An exact reproduction of the entries is needed. Keep all pictures out of it.

Dataset rows for apps and sites:

——————————

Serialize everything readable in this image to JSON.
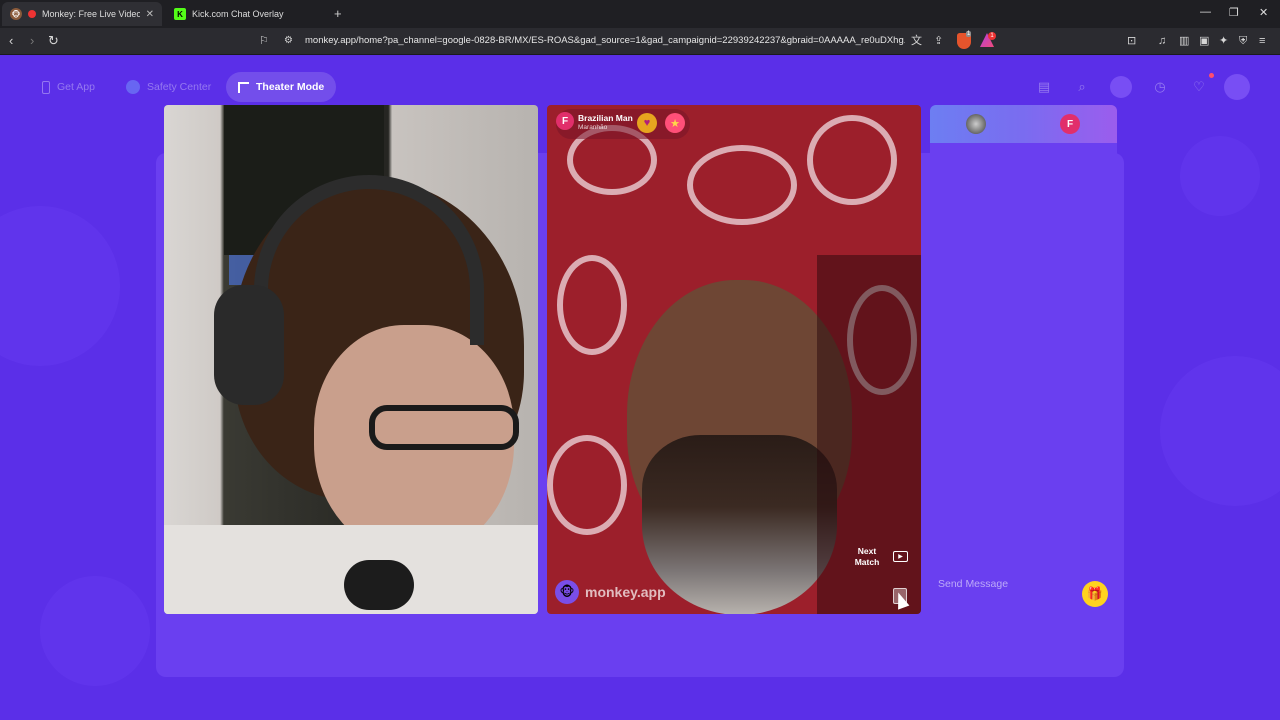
{
  "browser": {
    "tabs": [
      {
        "title": "Monkey: Free Live Video Chat",
        "active": true
      },
      {
        "title": "Kick.com Chat Overlay",
        "active": false
      }
    ],
    "url": "monkey.app/home?pa_channel=google-0828-BR/MX/ES-ROAS&gad_source=1&gad_campaignid=22939242237&gbraid=0AAAAA_re0uDXhg...",
    "brave_shield_count": "1",
    "rewards_count": "1"
  },
  "nav": {
    "get_app": "Get App",
    "safety_center": "Safety Center",
    "theater_mode": "Theater Mode"
  },
  "match": {
    "flag_letter": "F",
    "username": "Brazilian Man",
    "location": "Maranhão",
    "brand": "monkey.app",
    "next_match_line1": "Next",
    "next_match_line2": "Match"
  },
  "chat": {
    "partner_letter": "F",
    "placeholder": "Send Message"
  },
  "colors": {
    "page_bg": "#5b2fe8",
    "accent_gift": "#ffd21f",
    "partner_badge": "#e12f6b"
  }
}
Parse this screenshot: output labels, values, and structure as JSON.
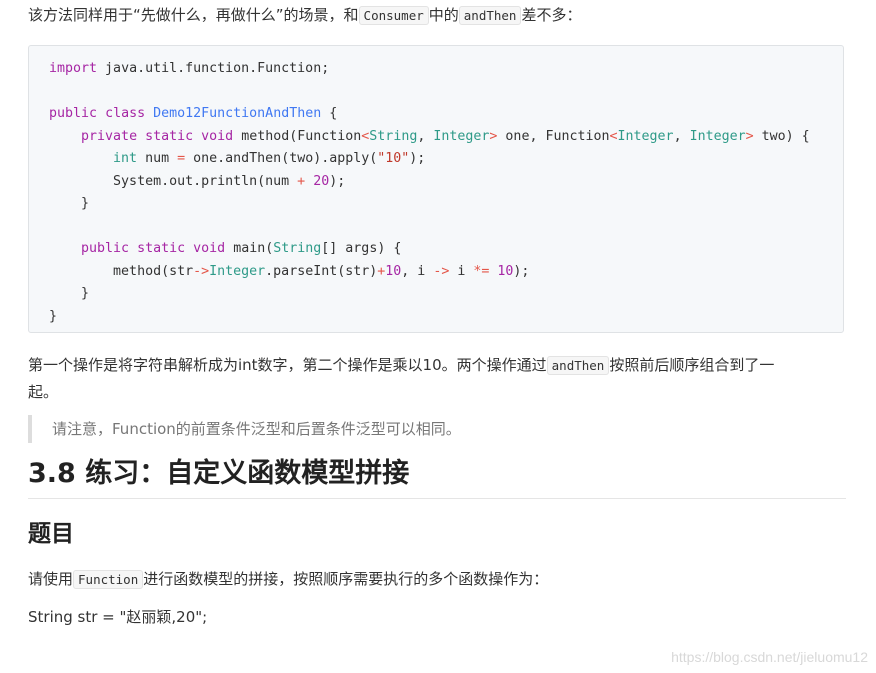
{
  "intro": {
    "before": "该方法同样用于“先做什么，再做什么”的场景，和",
    "code1": "Consumer",
    "middle": "中的",
    "code2": "andThen",
    "after": "差不多："
  },
  "code": {
    "line1": {
      "kw": "import",
      "rest": " java.util.function.Function;"
    },
    "line3": {
      "kw1": "public",
      "kw2": "class",
      "name": "Demo12FunctionAndThen",
      "rest": " {"
    },
    "line4": {
      "kw1": "private",
      "kw2": "static",
      "kw3": "void",
      "p1": " method(Function",
      "lt1": "<",
      "t1": "String",
      "c1": ", ",
      "t2": "Integer",
      "gt1": ">",
      "p2": " one, Function",
      "lt2": "<",
      "t3": "Integer",
      "c2": ", ",
      "t4": "Integer",
      "gt2": ">",
      "p3": " two) {"
    },
    "line5": {
      "ty": "int",
      "p1": " num ",
      "eq": "=",
      "p2": " one.andThen(two).apply(",
      "str": "\"10\"",
      "p3": ");"
    },
    "line6": {
      "p1": "System.out.println(num ",
      "plus": "+",
      "sp": " ",
      "num": "20",
      "p2": ");"
    },
    "line7": "}",
    "line9": {
      "kw1": "public",
      "kw2": "static",
      "kw3": "void",
      "p1": " main(",
      "ty": "String",
      "p2": "[] args) {"
    },
    "line10": {
      "p1": "method(str",
      "arrow1": "->",
      "ty": "Integer",
      "p2": ".parseInt(str)",
      "plus": "+",
      "num1": "10",
      "p3": ", i ",
      "arrow2": "->",
      "p4": " i ",
      "op": "*=",
      "sp": " ",
      "num2": "10",
      "p5": ");"
    },
    "line11": "}",
    "line12": "}"
  },
  "para2": {
    "before": "第一个操作是将字符串解析成为int数字，第二个操作是乘以10。两个操作通过",
    "code": "andThen",
    "after": "按照前后顺序组合到了一",
    "line2": "起。"
  },
  "quote": "请注意，Function的前置条件泛型和后置条件泛型可以相同。",
  "heading2": "3.8 练习：自定义函数模型拼接",
  "heading3": "题目",
  "para3": {
    "before": "请使用",
    "code": "Function",
    "after": "进行函数模型的拼接，按照顺序需要执行的多个函数操作为："
  },
  "para4": "String str = \"赵丽颖,20\";",
  "watermark": "https://blog.csdn.net/jieluomu12"
}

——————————

- **TASK OUTPUT**:
Serialize everything readable in this image to JSON.
{
  "browser": {
    "tabs": [
      {
        "title": "Monkey: Free Live Video Chat",
        "active": true
      },
      {
        "title": "Kick.com Chat Overlay",
        "active": false
      }
    ],
    "url": "monkey.app/home?pa_channel=google-0828-BR/MX/ES-ROAS&gad_source=1&gad_campaignid=22939242237&gbraid=0AAAAA_re0uDXhg...",
    "brave_shield_count": "1",
    "rewards_count": "1"
  },
  "nav": {
    "get_app": "Get App",
    "safety_center": "Safety Center",
    "theater_mode": "Theater Mode"
  },
  "match": {
    "flag_letter": "F",
    "username": "Brazilian Man",
    "location": "Maranhão",
    "brand": "monkey.app",
    "next_match_line1": "Next",
    "next_match_line2": "Match"
  },
  "chat": {
    "partner_letter": "F",
    "placeholder": "Send Message"
  },
  "colors": {
    "page_bg": "#5b2fe8",
    "accent_gift": "#ffd21f",
    "partner_badge": "#e12f6b"
  }
}
Parse this screenshot: output labels, values, and structure as JSON.
{
  "intro": {
    "before": "该方法同样用于“先做什么，再做什么”的场景，和",
    "code1": "Consumer",
    "middle": "中的",
    "code2": "andThen",
    "after": "差不多："
  },
  "code": {
    "line1": {
      "kw": "import",
      "rest": " java.util.function.Function;"
    },
    "line3": {
      "kw1": "public",
      "kw2": "class",
      "name": "Demo12FunctionAndThen",
      "rest": " {"
    },
    "line4": {
      "kw1": "private",
      "kw2": "static",
      "kw3": "void",
      "p1": " method(Function",
      "lt1": "<",
      "t1": "String",
      "c1": ", ",
      "t2": "Integer",
      "gt1": ">",
      "p2": " one, Function",
      "lt2": "<",
      "t3": "Integer",
      "c2": ", ",
      "t4": "Integer",
      "gt2": ">",
      "p3": " two) {"
    },
    "line5": {
      "ty": "int",
      "p1": " num ",
      "eq": "=",
      "p2": " one.andThen(two).apply(",
      "str": "\"10\"",
      "p3": ");"
    },
    "line6": {
      "p1": "System.out.println(num ",
      "plus": "+",
      "sp": " ",
      "num": "20",
      "p2": ");"
    },
    "line7": "}",
    "line9": {
      "kw1": "public",
      "kw2": "static",
      "kw3": "void",
      "p1": " main(",
      "ty": "String",
      "p2": "[] args) {"
    },
    "line10": {
      "p1": "method(str",
      "arrow1": "->",
      "ty": "Integer",
      "p2": ".parseInt(str)",
      "plus": "+",
      "num1": "10",
      "p3": ", i ",
      "arrow2": "->",
      "p4": " i ",
      "op": "*=",
      "sp": " ",
      "num2": "10",
      "p5": ");"
    },
    "line11": "}",
    "line12": "}"
  },
  "para2": {
    "before": "第一个操作是将字符串解析成为int数字，第二个操作是乘以10。两个操作通过",
    "code": "andThen",
    "after": "按照前后顺序组合到了一",
    "line2": "起。"
  },
  "quote": "请注意，Function的前置条件泛型和后置条件泛型可以相同。",
  "heading2": "3.8 练习：自定义函数模型拼接",
  "heading3": "题目",
  "para3": {
    "before": "请使用",
    "code": "Function",
    "after": "进行函数模型的拼接，按照顺序需要执行的多个函数操作为："
  },
  "para4": "String str = \"赵丽颖,20\";",
  "watermark": "https://blog.csdn.net/jieluomu12"
}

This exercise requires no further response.